Whenever a line of the entries below holds the string "Server", copy that line and return it.

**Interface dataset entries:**
**********
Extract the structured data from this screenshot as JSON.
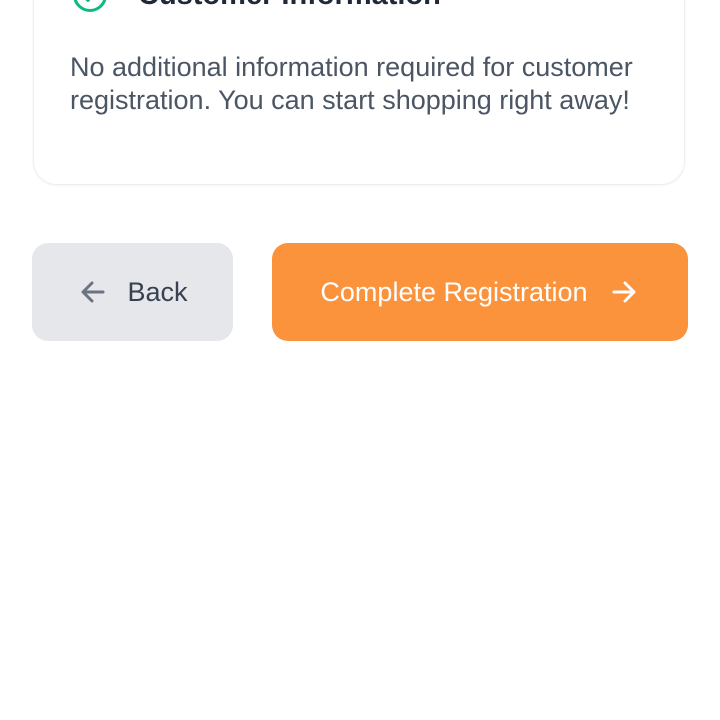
{
  "customer_info_card": {
    "title": "Customer Information",
    "status_icon": "check-circle-icon",
    "message": "No additional information required for customer registration. You can start shopping right away!"
  },
  "actions": {
    "back_label": "Back",
    "back_icon": "arrow-left-icon",
    "complete_label": "Complete Registration",
    "complete_icon": "arrow-right-icon"
  },
  "colors": {
    "accent": "#fb923c",
    "success": "#10b981",
    "back_button_bg": "#e5e7eb"
  }
}
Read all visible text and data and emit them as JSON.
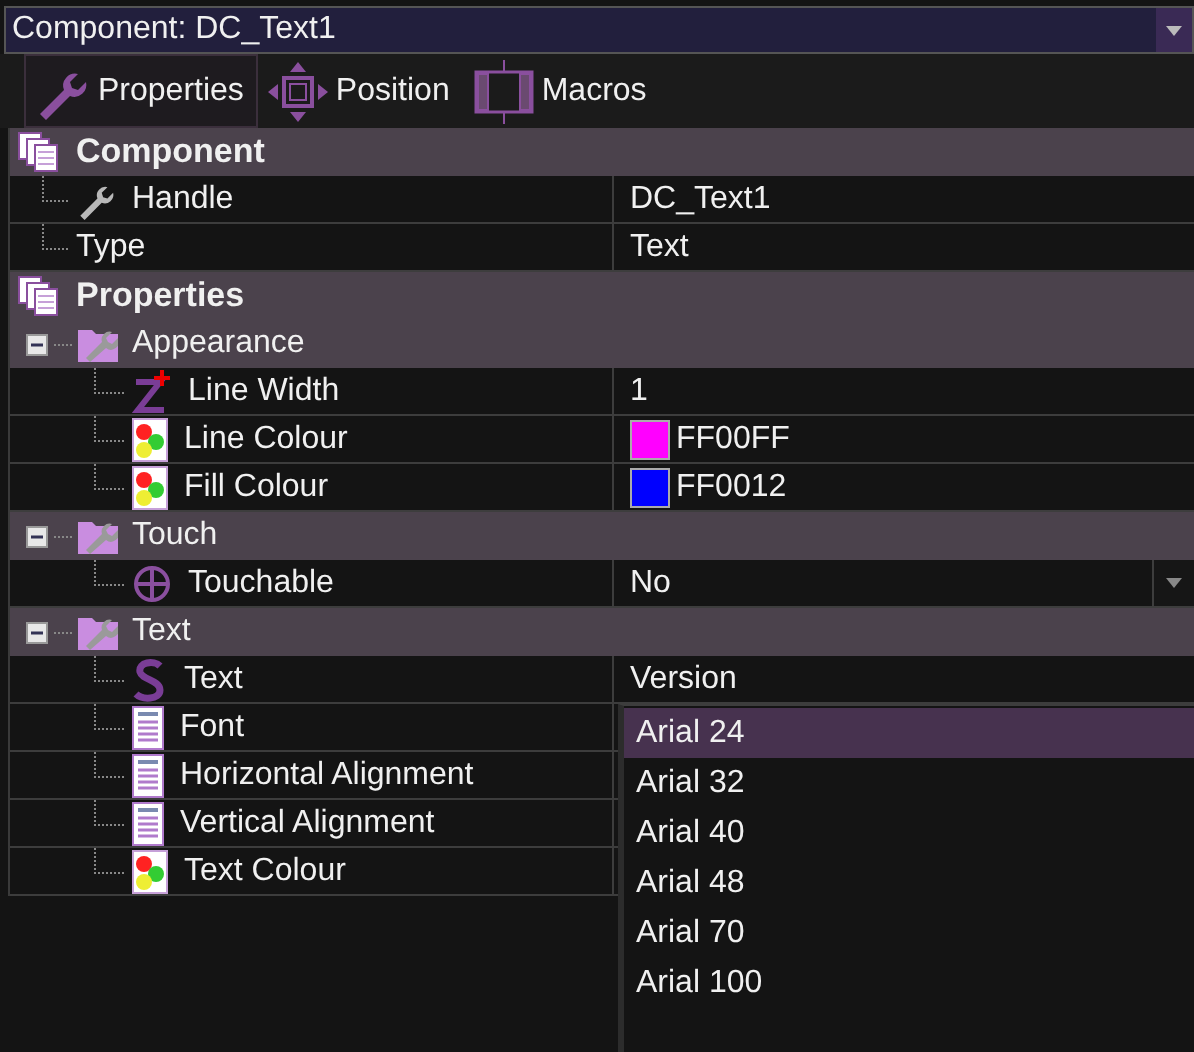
{
  "component_selector": {
    "label": "Component: DC_Text1"
  },
  "tabs": [
    {
      "label": "Properties",
      "kind": "wrench",
      "selected": true
    },
    {
      "label": "Position",
      "kind": "move",
      "selected": false
    },
    {
      "label": "Macros",
      "kind": "macro",
      "selected": false
    }
  ],
  "sections": [
    {
      "title": "Component",
      "rows": [
        {
          "label": "Handle",
          "kind": "handle",
          "value": "DC_Text1"
        },
        {
          "label": "Type",
          "kind": "plain",
          "value": "Text"
        }
      ]
    },
    {
      "title": "Properties",
      "groups": [
        {
          "title": "Appearance",
          "expanded": true,
          "rows": [
            {
              "label": "Line Width",
              "kind": "number",
              "value": "1"
            },
            {
              "label": "Line Colour",
              "kind": "color",
              "value": "FF00FF",
              "color": "#ff00ff"
            },
            {
              "label": "Fill Colour",
              "kind": "color",
              "value": "FF0012",
              "color": "#0000ff"
            }
          ]
        },
        {
          "title": "Touch",
          "expanded": true,
          "rows": [
            {
              "label": "Touchable",
              "kind": "toggle",
              "value": "No"
            }
          ]
        },
        {
          "title": "Text",
          "expanded": true,
          "rows": [
            {
              "label": "Text",
              "kind": "string",
              "value": "Version"
            },
            {
              "label": "Font",
              "kind": "option"
            },
            {
              "label": "Horizontal Alignment",
              "kind": "option"
            },
            {
              "label": "Vertical Alignment",
              "kind": "option"
            },
            {
              "label": "Text Colour",
              "kind": "color"
            }
          ]
        }
      ]
    }
  ],
  "dropdown": {
    "items": [
      {
        "label": "Arial 24",
        "selected": true
      },
      {
        "label": "Arial 32",
        "selected": false
      },
      {
        "label": "Arial 40",
        "selected": false
      },
      {
        "label": "Arial 48",
        "selected": false
      },
      {
        "label": "Arial 70",
        "selected": false
      },
      {
        "label": "Arial 100",
        "selected": false
      }
    ]
  }
}
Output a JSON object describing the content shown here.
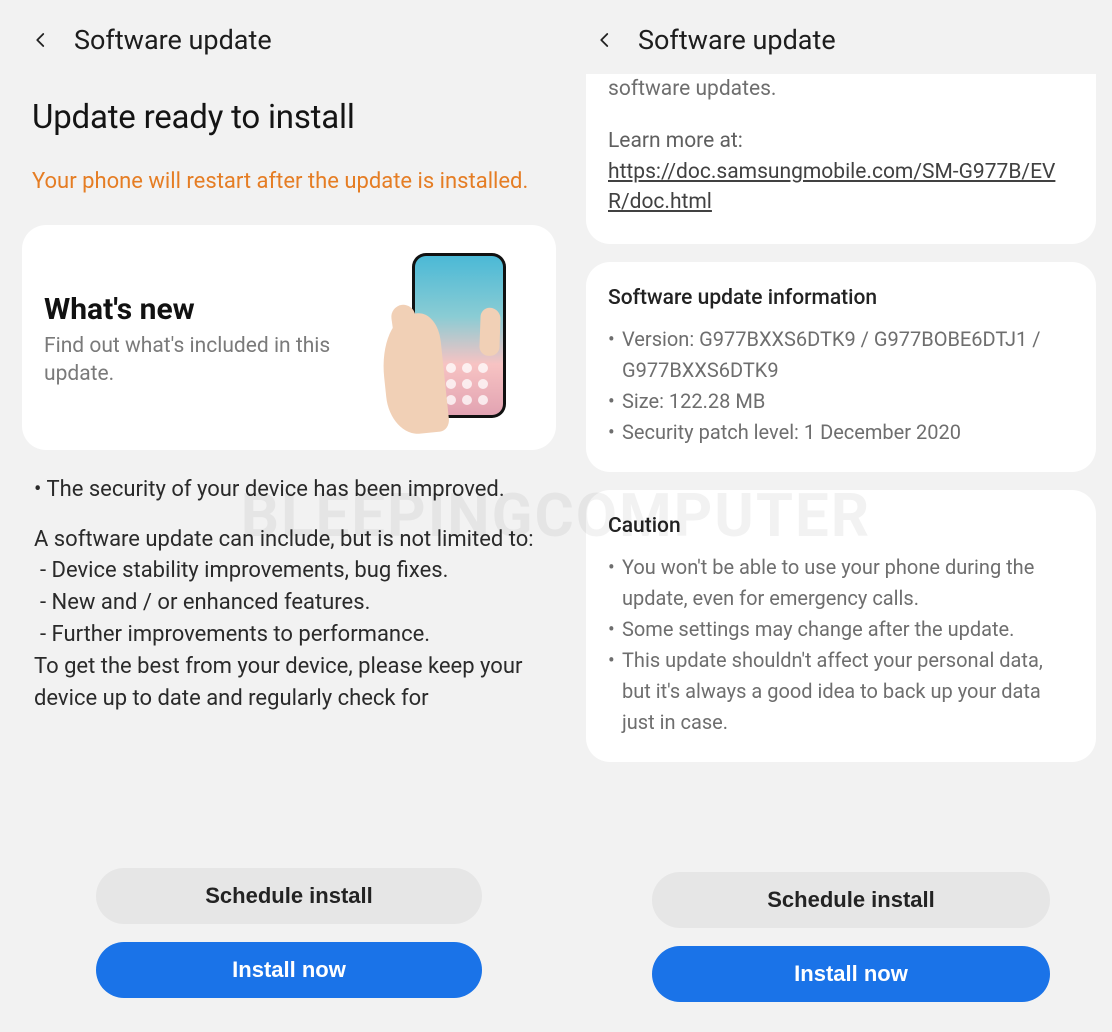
{
  "watermark": "BLEEPINGCOMPUTER",
  "header_title": "Software update",
  "buttons": {
    "schedule": "Schedule install",
    "install": "Install now"
  },
  "left": {
    "headline": "Update ready to install",
    "warning": "Your phone will restart after the update is installed.",
    "whats_new_title": "What's new",
    "whats_new_sub": "Find out what's included in this update.",
    "bullet_security": "• The security of your device has been improved.",
    "intro_line": "A software update can include, but is not limited to:",
    "li1": " - Device stability improvements, bug fixes.",
    "li2": " - New and / or enhanced features.",
    "li3": " - Further improvements to performance.",
    "tail": "To get the best from your device, please keep your device up to date and regularly check for"
  },
  "right": {
    "top_fragment": "software updates.",
    "learn_more_label": "Learn more at:",
    "learn_more_url": "https://doc.samsungmobile.com/SM-G977B/EVR/doc.html",
    "info_title": "Software update information",
    "info_version_label": "Version:",
    "info_version_value": "G977BXXS6DTK9 / G977BOBE6DTJ1 / G977BXXS6DTK9",
    "info_size_label": "Size:",
    "info_size_value": "122.28 MB",
    "info_patch_label": "Security patch level:",
    "info_patch_value": "1 December 2020",
    "caution_title": "Caution",
    "caution_items": [
      "You won't be able to use your phone during the update, even for emergency calls.",
      "Some settings may change after the update.",
      "This update shouldn't affect your personal data, but it's always a good idea to back up your data just in case."
    ]
  }
}
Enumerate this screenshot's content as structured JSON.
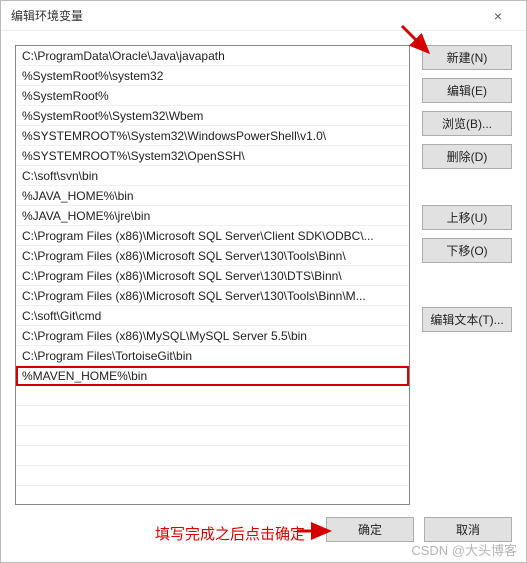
{
  "dialog": {
    "title": "编辑环境变量",
    "close": "×"
  },
  "paths": [
    "C:\\ProgramData\\Oracle\\Java\\javapath",
    "%SystemRoot%\\system32",
    "%SystemRoot%",
    "%SystemRoot%\\System32\\Wbem",
    "%SYSTEMROOT%\\System32\\WindowsPowerShell\\v1.0\\",
    "%SYSTEMROOT%\\System32\\OpenSSH\\",
    "C:\\soft\\svn\\bin",
    "%JAVA_HOME%\\bin",
    "%JAVA_HOME%\\jre\\bin",
    "C:\\Program Files (x86)\\Microsoft SQL Server\\Client SDK\\ODBC\\...",
    "C:\\Program Files (x86)\\Microsoft SQL Server\\130\\Tools\\Binn\\",
    "C:\\Program Files (x86)\\Microsoft SQL Server\\130\\DTS\\Binn\\",
    "C:\\Program Files (x86)\\Microsoft SQL Server\\130\\Tools\\Binn\\M...",
    "C:\\soft\\Git\\cmd",
    "C:\\Program Files (x86)\\MySQL\\MySQL Server 5.5\\bin",
    "C:\\Program Files\\TortoiseGit\\bin",
    "%MAVEN_HOME%\\bin"
  ],
  "highlight_index": 16,
  "buttons": {
    "new": "新建(N)",
    "edit": "编辑(E)",
    "browse": "浏览(B)...",
    "delete": "删除(D)",
    "moveUp": "上移(U)",
    "moveDown": "下移(O)",
    "editText": "编辑文本(T)...",
    "ok": "确定",
    "cancel": "取消"
  },
  "annotations": {
    "footer_note": "填写完成之后点击确定",
    "arrow_color": "#d40000"
  },
  "watermark": "CSDN @大头博客"
}
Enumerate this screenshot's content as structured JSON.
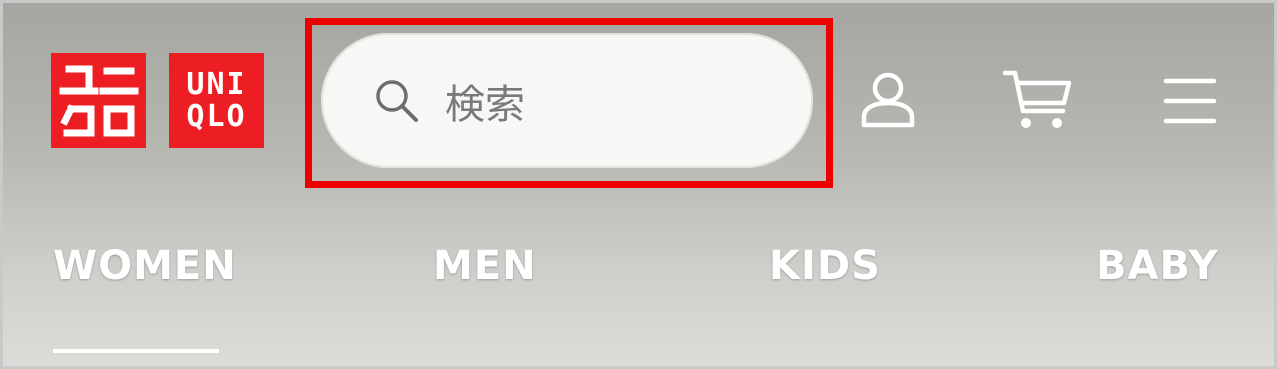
{
  "brand": {
    "logo_en_line1": "UNI",
    "logo_en_line2": "QLO",
    "logo_ja_text": "ユニクロ",
    "color": "#ed1d24"
  },
  "search": {
    "placeholder": "検索",
    "icon": "search-icon"
  },
  "header_icons": [
    "user-icon",
    "cart-icon",
    "menu-icon"
  ],
  "nav": {
    "tabs": [
      {
        "label": "WOMEN",
        "active": true
      },
      {
        "label": "MEN",
        "active": false
      },
      {
        "label": "KIDS",
        "active": false
      },
      {
        "label": "BABY",
        "active": false
      }
    ]
  },
  "annotation": {
    "highlight_color": "#ee0000",
    "highlighted_element": "search-input"
  }
}
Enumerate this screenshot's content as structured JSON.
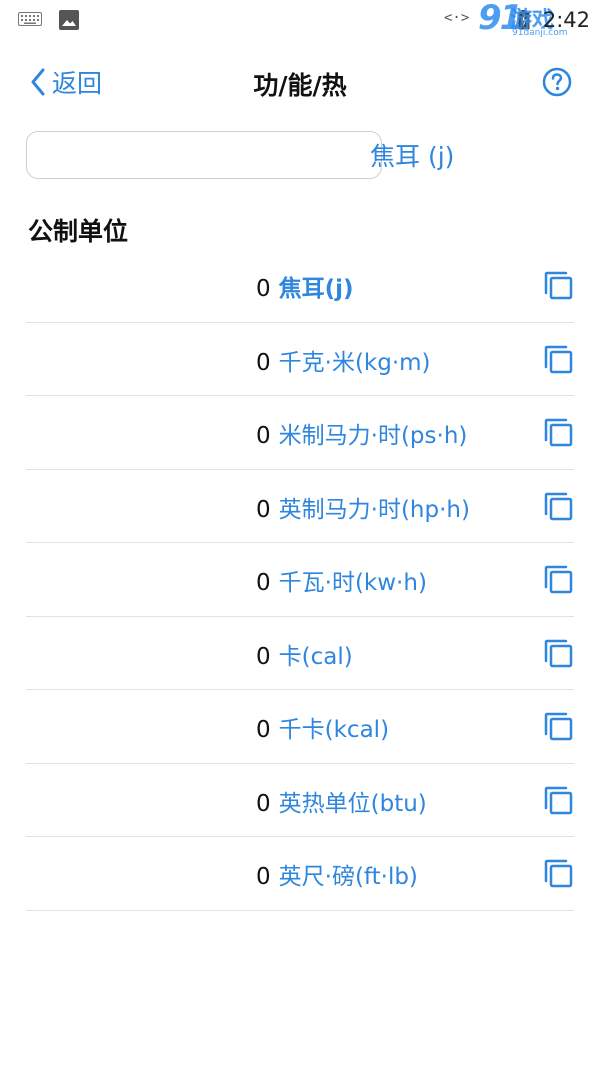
{
  "status_bar": {
    "nfc": "<·>",
    "logo_number": "91",
    "logo_text": "游戏",
    "logo_domain": "91danji.com",
    "time": "2:42"
  },
  "nav": {
    "back_label": "返回",
    "title": "功/能/热",
    "help_icon": "help-circle-icon"
  },
  "input": {
    "value": "",
    "placeholder": "",
    "unit_label": "焦耳 (j)"
  },
  "section": {
    "title": "公制单位"
  },
  "units": [
    {
      "value": "0",
      "label": "焦耳(j)",
      "selected": true
    },
    {
      "value": "0",
      "label": "千克·米(kg·m)",
      "selected": false
    },
    {
      "value": "0",
      "label": "米制马力·时(ps·h)",
      "selected": false
    },
    {
      "value": "0",
      "label": "英制马力·时(hp·h)",
      "selected": false
    },
    {
      "value": "0",
      "label": "千瓦·时(kw·h)",
      "selected": false
    },
    {
      "value": "0",
      "label": "卡(cal)",
      "selected": false
    },
    {
      "value": "0",
      "label": "千卡(kcal)",
      "selected": false
    },
    {
      "value": "0",
      "label": "英热单位(btu)",
      "selected": false
    },
    {
      "value": "0",
      "label": "英尺·磅(ft·lb)",
      "selected": false
    }
  ],
  "colors": {
    "accent": "#2e86de",
    "divider": "#e2e2e2",
    "text": "#111111"
  }
}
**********
**RESPONSE TO THIS EXERCISE:**
    "C:\\Program Files (x86)\\Microsoft SQL Server\\Client SDK\\ODBC\\...",
    "C:\\Program Files (x86)\\Microsoft SQL Server\\130\\Tools\\Binn\\",
    "C:\\Program Files (x86)\\Microsoft SQL Server\\130\\DTS\\Binn\\",
    "C:\\Program Files (x86)\\Microsoft SQL Server\\130\\Tools\\Binn\\M...",
    "C:\\Program Files (x86)\\MySQL\\MySQL Server 5.5\\bin",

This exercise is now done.